What needs to be done: Restate, word for word, each entry that follows, but skip its pictures.

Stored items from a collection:
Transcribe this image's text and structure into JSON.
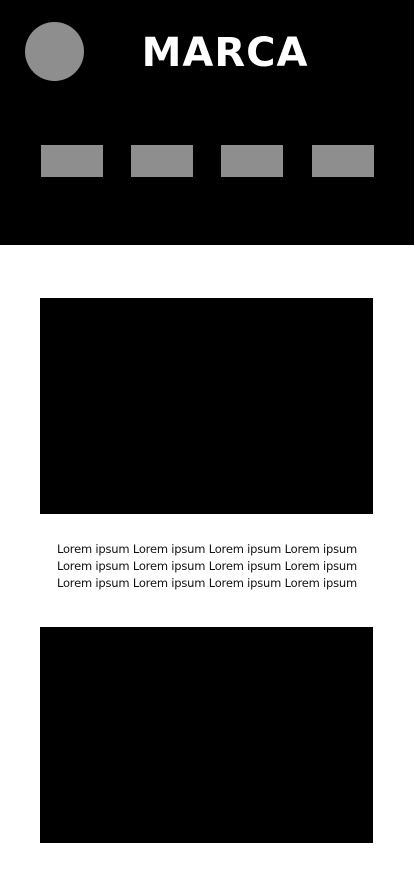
{
  "header": {
    "brand": "MARCA",
    "logo_icon": "placeholder-circle-icon",
    "background_color": "#000000",
    "placeholder_color": "#8e8e8e"
  },
  "main": {
    "paragraph_lines": [
      "Lorem ipsum Lorem ipsum Lorem ipsum Lorem ipsum",
      "Lorem ipsum Lorem ipsum Lorem ipsum Lorem ipsum",
      "Lorem ipsum Lorem ipsum Lorem ipsum Lorem ipsum"
    ]
  }
}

Answer area:
Transcribe this image's text and structure into JSON.
{
  "header": {
    "brand": "MARCA",
    "logo_icon": "placeholder-circle-icon",
    "background_color": "#000000",
    "placeholder_color": "#8e8e8e"
  },
  "main": {
    "paragraph_lines": [
      "Lorem ipsum Lorem ipsum Lorem ipsum Lorem ipsum",
      "Lorem ipsum Lorem ipsum Lorem ipsum Lorem ipsum",
      "Lorem ipsum Lorem ipsum Lorem ipsum Lorem ipsum"
    ]
  }
}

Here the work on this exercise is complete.